At lunch, Hedgebrook, the retreat for women writers on Whidbey Island in Washington state, hosted a conversation about storytelling. “When one woman tells her truth,” Executive Director Amy Wheeler said, “sometimes everyone beside her takes a step back to get out of the way.” When my memoir, Hiroshima in the Morning, came out last year and I tried to tell the truth about my motherhood and open a discussion about different forms of happy families and the importance of love, I got my own small taste of the white male panel, which was only interested in shutting me down. Everything I had to say was misrepresented, and at times it seemed like my only options were to accept an invitation from a hostile television show and shout over their slurs (which I decided not to do), or to retreat and be silent.
Hedgebrook was there for me, with their radical hospitality for women writers. The Feminist Press, my publisher, also stood with me. Someone recently asked me, “Was it worth it? What did you gain?” and I have to say that it was worth it to me to get so many emails from women who shared their own stories. From them, I was reminded that we all have similar struggles, though we make different decisions. And if more of us begin to speak up, none of us will have to go it alone.
Twenty years after Anita Hill’s testimony, the immigrant service worker who accused Dominique Strauss-Kahn of sexual assault in New York had her case dismissed as her imperfect past was tried in the court of public opinion.
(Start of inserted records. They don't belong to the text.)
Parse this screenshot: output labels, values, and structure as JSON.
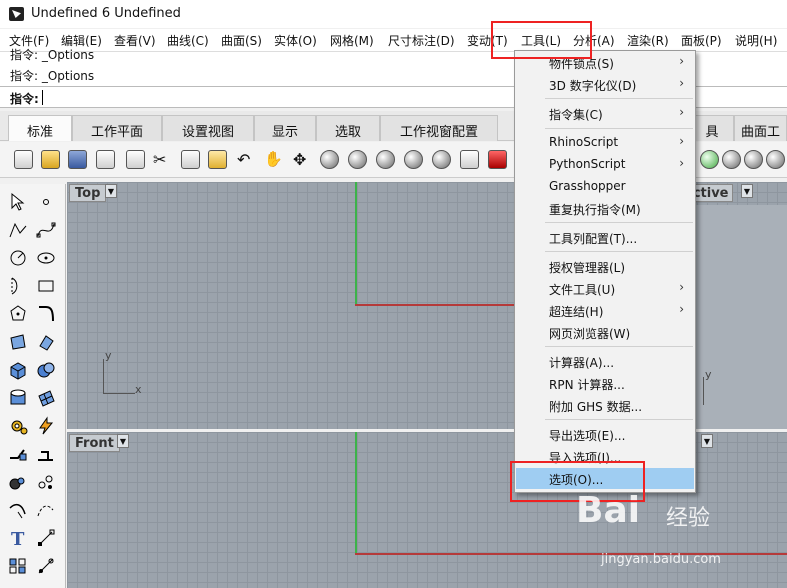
{
  "window": {
    "title": "Undefined 6 Undefined"
  },
  "menubar": {
    "items": [
      {
        "label": "文件(F)"
      },
      {
        "label": "编辑(E)"
      },
      {
        "label": "查看(V)"
      },
      {
        "label": "曲线(C)"
      },
      {
        "label": "曲面(S)"
      },
      {
        "label": "实体(O)"
      },
      {
        "label": "网格(M)"
      },
      {
        "label": "尺寸标注(D)"
      },
      {
        "label": "变动(T)"
      },
      {
        "label": "工具(L)"
      },
      {
        "label": "分析(A)"
      },
      {
        "label": "渲染(R)"
      },
      {
        "label": "面板(P)"
      },
      {
        "label": "说明(H)"
      }
    ]
  },
  "command": {
    "history_1": "指令: _Options",
    "history_2": "指令: _Options",
    "prompt": "指令:"
  },
  "tabs": [
    {
      "label": "标准"
    },
    {
      "label": "工作平面"
    },
    {
      "label": "设置视图"
    },
    {
      "label": "显示"
    },
    {
      "label": "选取"
    },
    {
      "label": "工作视窗配置"
    },
    {
      "label": "具"
    },
    {
      "label": "曲面工"
    }
  ],
  "viewports": {
    "top": {
      "label": "Top",
      "axis_x": "x",
      "axis_y": "y"
    },
    "front": {
      "label": "Front"
    },
    "perspective": {
      "label": "ective",
      "axis_y": "y"
    }
  },
  "tools_menu": {
    "items": [
      {
        "label": "物件锁点(S)",
        "submenu": true
      },
      {
        "label": "3D 数字化仪(D)",
        "submenu": true
      },
      {
        "label": "指令集(C)",
        "submenu": true
      },
      {
        "label": "RhinoScript",
        "submenu": true
      },
      {
        "label": "PythonScript",
        "submenu": true
      },
      {
        "label": "Grasshopper",
        "submenu": false
      },
      {
        "label": "重复执行指令(M)",
        "submenu": false
      },
      {
        "label": "工具列配置(T)...",
        "submenu": false
      },
      {
        "label": "授权管理器(L)",
        "submenu": false
      },
      {
        "label": "文件工具(U)",
        "submenu": true
      },
      {
        "label": "超连结(H)",
        "submenu": true
      },
      {
        "label": "网页浏览器(W)",
        "submenu": false
      },
      {
        "label": "计算器(A)...",
        "submenu": false
      },
      {
        "label": "RPN 计算器...",
        "submenu": false
      },
      {
        "label": "附加 GHS 数据...",
        "submenu": false
      },
      {
        "label": "导出选项(E)...",
        "submenu": false
      },
      {
        "label": "导入选项(I)...",
        "submenu": false
      },
      {
        "label": "选项(O)...",
        "submenu": false
      }
    ],
    "arrow": "›"
  },
  "watermark": {
    "main": "Bai",
    "sub": "经验",
    "url": "jingyan.baidu.com"
  },
  "colors": {
    "highlight": "#9fcdf2",
    "annotation": "#e22222",
    "viewport": "#9ba3ac"
  }
}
It seems that we have not come as far as we want. But as Steinem also pointed out, her courage to tell her story inspired others to tell theirs, and charges of inappropriate sexual behavior and predation continue to haunt the man who now will not be President of France because one story unlocks the next, and the next. Storytelling is a radical act – I know it, and you know it because you are a writer – but I did not expect to hear that truth reflected back to me so often by so many of the conference panelists, whether they were domestic worker organizers, academics, lawyers or performers.
We women writers need to tell the truth about our lives. It’s not a hobby or an indulgent luxury that we sit down to our desks and write. It is a service, a path-showing, a community we create for others. We also need to support each others’ truth by short circuiting the media and structures that would keep us silent and by sharing each other’s work. As Amy Wheeler said, “It’s not about my voice. It’s about my voice, and your voice, and your voice. We are in it together.”
That’s when the world will truly split open. Keep writing!
This post originally appeared on She Writes.
A note from the Goddard residency about a new article on Women Doing Literary Things:
“As a writer, I have always been attracted to what is hidden. I write to understand what is not understandable, what is not even acceptable, and to find a deeper truth in what has not been spoken.
“I write war, trauma, history.
“I also write family, without planning to do so. And motherhood. This is the natural consequence of writing who I am. In our culture and our stories, gender is everything. I have learned – not always in the nicest ways – that even when I am sure that my own preoccupations have nothing to do with gender, my readers will still bring their own, gender-based expectations to my work.”
To read the whole article, you can link to this blog, to She Writes, or to Gender Without Borders.